At the beginning of the month I finished this new biography of St Francis of Assisi. I’ve been meaning to write down a few thoughts about it, but it keeps getting pushed to the back burner. But now that our new pope has taken the name Francis, suddenly it has acquired a new urgency. In the past two days I’ve recommended this book to two different friends who confessed that they weren’t all that interested in Francis.
The book is Francis of Assisi: A New Biography by Augustine Thompson, O.P. (That’s right. A Dominican wrote the book on Francis.) Thompson is quite the scholar, though he tucks all the notes away at the end, making it easy to just read the biography section of the book through without worrying about those details if you dont want to mess with it. The notes do explain why he approached the various sources in the way he did, which he thinks are authoritative and which more legendary.
The Francis he portrays isn’t the stereotype you might think of when you hear Francis. There are hardly any animal stories, for one, and the focus is on how Francis was inspired to choose several Gospel passages about poverty and live them literally. But the focus of Francis’ spirituality, especially later in his life, is not poverty but the Eucharist.
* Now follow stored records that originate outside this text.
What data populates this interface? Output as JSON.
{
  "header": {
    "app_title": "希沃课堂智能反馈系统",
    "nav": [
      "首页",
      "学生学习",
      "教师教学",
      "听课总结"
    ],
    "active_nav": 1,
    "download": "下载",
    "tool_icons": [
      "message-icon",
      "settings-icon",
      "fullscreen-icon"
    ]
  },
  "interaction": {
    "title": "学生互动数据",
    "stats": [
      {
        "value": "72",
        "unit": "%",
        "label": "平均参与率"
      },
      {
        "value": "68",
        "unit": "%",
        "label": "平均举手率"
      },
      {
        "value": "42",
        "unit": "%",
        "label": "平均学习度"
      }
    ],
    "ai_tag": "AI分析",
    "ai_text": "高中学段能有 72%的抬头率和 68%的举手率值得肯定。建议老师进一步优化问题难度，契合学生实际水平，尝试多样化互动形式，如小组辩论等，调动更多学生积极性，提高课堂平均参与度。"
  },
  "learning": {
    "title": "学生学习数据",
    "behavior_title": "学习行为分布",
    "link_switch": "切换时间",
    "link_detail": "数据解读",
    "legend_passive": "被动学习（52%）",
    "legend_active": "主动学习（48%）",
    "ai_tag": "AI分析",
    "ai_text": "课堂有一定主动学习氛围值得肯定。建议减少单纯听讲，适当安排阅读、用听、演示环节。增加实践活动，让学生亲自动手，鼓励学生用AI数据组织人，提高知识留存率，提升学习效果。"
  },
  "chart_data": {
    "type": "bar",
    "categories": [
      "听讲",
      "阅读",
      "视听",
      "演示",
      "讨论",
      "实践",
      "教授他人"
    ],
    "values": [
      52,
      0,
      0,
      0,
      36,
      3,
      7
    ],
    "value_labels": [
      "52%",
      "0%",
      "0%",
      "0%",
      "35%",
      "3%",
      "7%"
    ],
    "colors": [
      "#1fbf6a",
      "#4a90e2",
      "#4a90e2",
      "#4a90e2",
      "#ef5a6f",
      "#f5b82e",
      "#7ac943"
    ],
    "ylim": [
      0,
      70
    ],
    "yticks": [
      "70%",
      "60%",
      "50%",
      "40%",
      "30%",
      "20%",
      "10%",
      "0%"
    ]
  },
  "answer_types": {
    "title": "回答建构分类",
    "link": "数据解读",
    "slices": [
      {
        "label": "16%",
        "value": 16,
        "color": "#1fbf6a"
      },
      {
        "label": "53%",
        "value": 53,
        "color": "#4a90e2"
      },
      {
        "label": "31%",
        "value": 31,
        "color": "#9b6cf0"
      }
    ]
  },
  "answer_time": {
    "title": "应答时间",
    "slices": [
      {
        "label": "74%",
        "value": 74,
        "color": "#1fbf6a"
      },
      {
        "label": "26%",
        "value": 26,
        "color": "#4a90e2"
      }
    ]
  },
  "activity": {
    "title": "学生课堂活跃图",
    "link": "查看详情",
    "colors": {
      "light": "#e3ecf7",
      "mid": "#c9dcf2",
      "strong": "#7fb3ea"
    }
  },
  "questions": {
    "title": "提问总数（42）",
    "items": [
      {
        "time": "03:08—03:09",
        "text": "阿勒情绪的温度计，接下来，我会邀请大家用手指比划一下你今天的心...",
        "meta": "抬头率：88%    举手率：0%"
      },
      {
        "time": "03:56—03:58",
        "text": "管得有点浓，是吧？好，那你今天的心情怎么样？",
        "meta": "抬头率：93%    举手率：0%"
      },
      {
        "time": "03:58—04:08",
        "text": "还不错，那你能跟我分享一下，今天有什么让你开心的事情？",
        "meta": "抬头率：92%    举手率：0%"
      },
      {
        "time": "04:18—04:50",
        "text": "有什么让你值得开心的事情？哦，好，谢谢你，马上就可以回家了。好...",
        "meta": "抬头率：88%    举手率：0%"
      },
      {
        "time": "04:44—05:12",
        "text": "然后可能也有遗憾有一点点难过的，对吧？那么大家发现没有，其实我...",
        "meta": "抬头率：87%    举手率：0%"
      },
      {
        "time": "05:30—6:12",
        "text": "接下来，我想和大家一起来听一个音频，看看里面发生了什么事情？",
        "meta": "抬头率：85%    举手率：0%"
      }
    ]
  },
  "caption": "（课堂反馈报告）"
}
I’m going to be lazy and crib from Amy Welborn’s review
It is the St. Francis we know – a penitent committed to living the Gospel and conforming himself to the Crucified – but also one we may not be as familiar with.
This book gave me much to think about – and when we get closer to its publication date, I will post on it again, but for now, I’ll share these three points:
What Fr. Thompson has done, I think, is to work hard to clear away the narrative of inevitability that so often (and understandably) affects biographies of Francis – or any figure. Since we know how the story ends, it is a real challenge not to tell – or read – the story with that end in mind. In this book, we walk with Francis and see things as he saw them at the moment – as much as possible. As I read this book, I felt a bit as I did when I read the diaries of Dorothy Day – with the person, in the moment, responding to God’s grace in all of their limitations and hope.
He presents a clarifying and rather different definition of poverty in Francis’ spirituality – again, working to separate what Francis really said and did from later controversies.
This is very important, and perhaps will be the most revealing and one of the more controversial aspects of the book: He places the Eucharist, the Liturgy of the Hours, and the proper and reverential celebration of both squarely at the center of Francis’ concern.
As I read I marked a couple of brief passages from the book that serve to highlight those points:
The locus of Francis’s “mysticism,” his belief that he could have direct contact with God, was in the Mass, not in nature or even in service of the poor. Thus his harsh words for those who ignored the Eucharistic presence are unique: he never used such language about peace breakers or those who oppressed the downtrodden, deeply as those sins pained him. Francis always preferred to speak in actions and gestures rather than words: he expressed his reverence for churches by sweeping and cleaning them. In response to clerical failure to keep the Host in honorable containers, Francis once tired to have his friars bring precious pyxes to all the regions where they were active. He asked that these be used to reserve the Host when other decent containers were lacking. One can imagine the effect of Francis’s poor followers, with their miserable habits, presenting silver pyxes to parish clergy for the reservation of the Sacrament.
Now Francis meditates on how the Word of the Father, exalted above all creation, humbled himself to take flesh from the Virgin, an act which was “to choose poverty.” This is the only mention of poverty in Francis’s letters of 1220-21, and this “poverty” is not linked to giving up property, simplicity of life, or living only for the day. Francis identifies this poverty with the very physicality of the human condition taken on by the Word.
Nor does Francis dwell on that “poverty” in itself. Rather, he passes to how the Word made flesh gave himself tp his followers on the night before his Passion, when he took bread and wine, and, by the words, “This is my Body” and “This is the Blood of the New Testament,” gave himself over to his disciples as food. Jesus’ act of self giving is, again without elaboration, linked to his sacrifice and death on the Cross for sinners. The Chalice of his Blood given to the disciples is the same one Jesus spoke of in his prayer to the Father: “Father, let this chalice pass from me,” as his “sweat became as drops of blood flowing down upon the earth.” At that Last Supper, then, Jesus initiated the Eucharist so that, as victim on the altar of the Cross, he could “give us an example, so that we might follow in his footsteps.”
The Last Exhortation highlights a theme that is consistently present in Francis’s postconversion llife: the imitation of Christ’s act of self-offering, which becomes real and tangible “in all the churches of the world,” above all in the Eucharistic sacrifice. Christ at the Last Supper commanded his disciples to do as he did, to speak his words over the bread, and so, in eating it, receive his True Body. To take into one’s self the Living and Crucified Body during communion, to venerate it at the elevation during the Mass, and to do so worthily, was to experience the true poverty that was embraced by the Word: human flesh, torn and suffering, bleeding and dying, for others.
I highly recommend this beautiful book. The actual biography is only 141 pages, a quick read. I haven’t spent much time with the notes, but do look forward to reading them one day. I hope that our new Holy Father, Pope Francis will lead many people to rediscover this most misunderstood saint.